Please say how many lines of the entries below contain the word "size", and leave out everything else.

[Opening WORKING DATA section]

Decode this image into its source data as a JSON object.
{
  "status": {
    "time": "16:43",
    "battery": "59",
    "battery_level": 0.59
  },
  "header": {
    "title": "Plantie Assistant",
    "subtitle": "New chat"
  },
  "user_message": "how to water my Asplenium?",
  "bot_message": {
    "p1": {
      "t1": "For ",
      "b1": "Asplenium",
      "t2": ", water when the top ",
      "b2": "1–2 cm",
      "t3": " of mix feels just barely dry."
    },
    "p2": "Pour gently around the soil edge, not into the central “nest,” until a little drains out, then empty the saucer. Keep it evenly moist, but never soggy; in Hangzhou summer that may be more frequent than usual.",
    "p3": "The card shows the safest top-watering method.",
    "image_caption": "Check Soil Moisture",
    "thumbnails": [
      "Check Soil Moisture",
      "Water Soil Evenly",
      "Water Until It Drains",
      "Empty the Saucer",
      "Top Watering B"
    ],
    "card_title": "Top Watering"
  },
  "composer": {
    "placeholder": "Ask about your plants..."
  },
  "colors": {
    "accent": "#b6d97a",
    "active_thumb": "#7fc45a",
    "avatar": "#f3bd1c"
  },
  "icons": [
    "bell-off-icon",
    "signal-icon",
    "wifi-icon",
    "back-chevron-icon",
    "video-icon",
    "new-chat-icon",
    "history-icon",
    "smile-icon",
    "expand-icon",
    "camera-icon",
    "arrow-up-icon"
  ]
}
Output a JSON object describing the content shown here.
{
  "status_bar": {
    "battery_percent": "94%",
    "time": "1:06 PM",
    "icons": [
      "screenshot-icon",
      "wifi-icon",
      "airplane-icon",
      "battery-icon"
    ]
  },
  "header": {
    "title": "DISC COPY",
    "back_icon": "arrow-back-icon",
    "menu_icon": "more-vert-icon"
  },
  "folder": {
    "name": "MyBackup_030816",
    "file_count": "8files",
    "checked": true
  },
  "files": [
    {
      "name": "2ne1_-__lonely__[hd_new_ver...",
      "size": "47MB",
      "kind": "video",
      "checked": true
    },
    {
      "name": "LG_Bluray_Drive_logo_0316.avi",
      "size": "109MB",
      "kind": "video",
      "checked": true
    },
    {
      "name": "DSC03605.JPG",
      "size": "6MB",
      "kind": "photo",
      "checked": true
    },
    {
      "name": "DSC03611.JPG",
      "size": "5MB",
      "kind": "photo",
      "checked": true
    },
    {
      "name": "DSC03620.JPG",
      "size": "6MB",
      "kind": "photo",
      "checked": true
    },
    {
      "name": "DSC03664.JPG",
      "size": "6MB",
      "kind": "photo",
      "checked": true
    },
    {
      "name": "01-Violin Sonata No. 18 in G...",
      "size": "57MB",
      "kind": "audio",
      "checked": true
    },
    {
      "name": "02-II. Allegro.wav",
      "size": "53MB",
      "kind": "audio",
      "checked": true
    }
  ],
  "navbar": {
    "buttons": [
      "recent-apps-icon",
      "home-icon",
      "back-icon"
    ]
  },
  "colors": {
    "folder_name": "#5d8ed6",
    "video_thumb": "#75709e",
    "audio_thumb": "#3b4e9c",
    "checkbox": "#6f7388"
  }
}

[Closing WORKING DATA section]

**FINISHED EXERCISE:** 8